**** DATA FOR THE TASK ****

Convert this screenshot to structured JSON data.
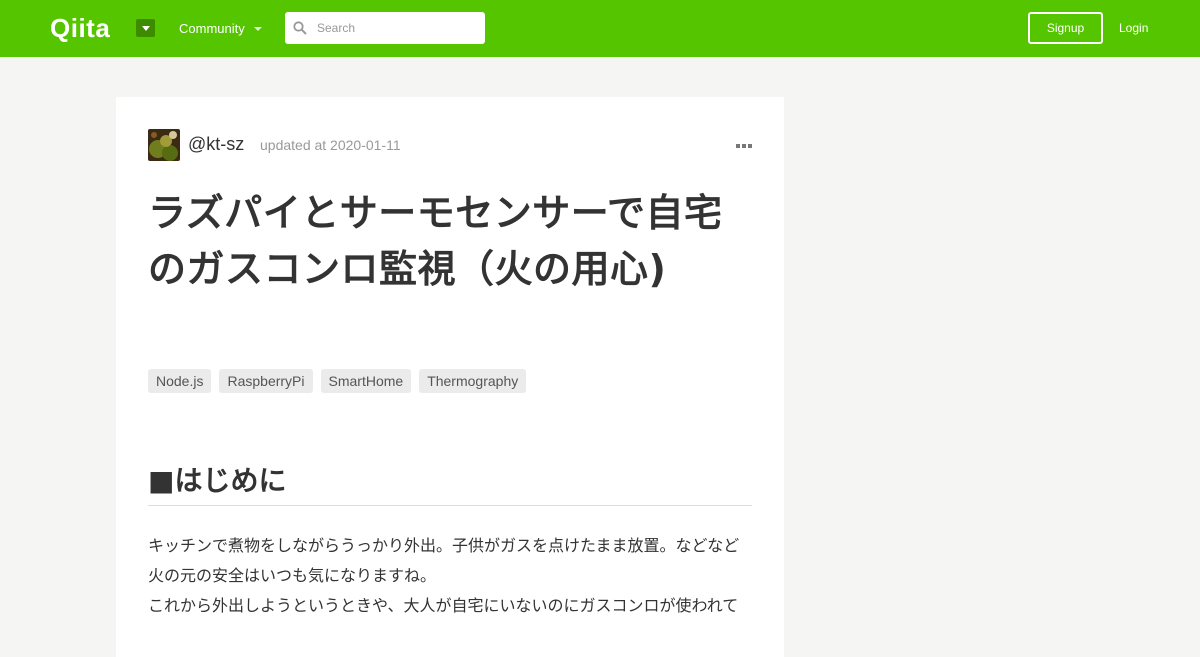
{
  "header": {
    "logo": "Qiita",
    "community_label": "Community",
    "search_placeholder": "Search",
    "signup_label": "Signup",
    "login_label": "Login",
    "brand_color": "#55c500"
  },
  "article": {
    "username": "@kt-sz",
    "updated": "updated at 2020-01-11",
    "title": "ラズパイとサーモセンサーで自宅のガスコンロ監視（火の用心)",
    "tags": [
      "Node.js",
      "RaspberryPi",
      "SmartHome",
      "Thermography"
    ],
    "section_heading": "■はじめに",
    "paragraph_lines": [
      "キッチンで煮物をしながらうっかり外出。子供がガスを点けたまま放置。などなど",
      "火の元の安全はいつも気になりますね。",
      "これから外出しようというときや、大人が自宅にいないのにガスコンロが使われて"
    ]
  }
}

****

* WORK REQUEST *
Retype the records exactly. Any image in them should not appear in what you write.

* WRITTEN RESPONSE *
Convert this screenshot to structured JSON data.
{
  "header": {
    "logo": "Qiita",
    "community_label": "Community",
    "search_placeholder": "Search",
    "signup_label": "Signup",
    "login_label": "Login",
    "brand_color": "#55c500"
  },
  "article": {
    "username": "@kt-sz",
    "updated": "updated at 2020-01-11",
    "title": "ラズパイとサーモセンサーで自宅のガスコンロ監視（火の用心)",
    "tags": [
      "Node.js",
      "RaspberryPi",
      "SmartHome",
      "Thermography"
    ],
    "section_heading": "■はじめに",
    "paragraph_lines": [
      "キッチンで煮物をしながらうっかり外出。子供がガスを点けたまま放置。などなど",
      "火の元の安全はいつも気になりますね。",
      "これから外出しようというときや、大人が自宅にいないのにガスコンロが使われて"
    ]
  }
}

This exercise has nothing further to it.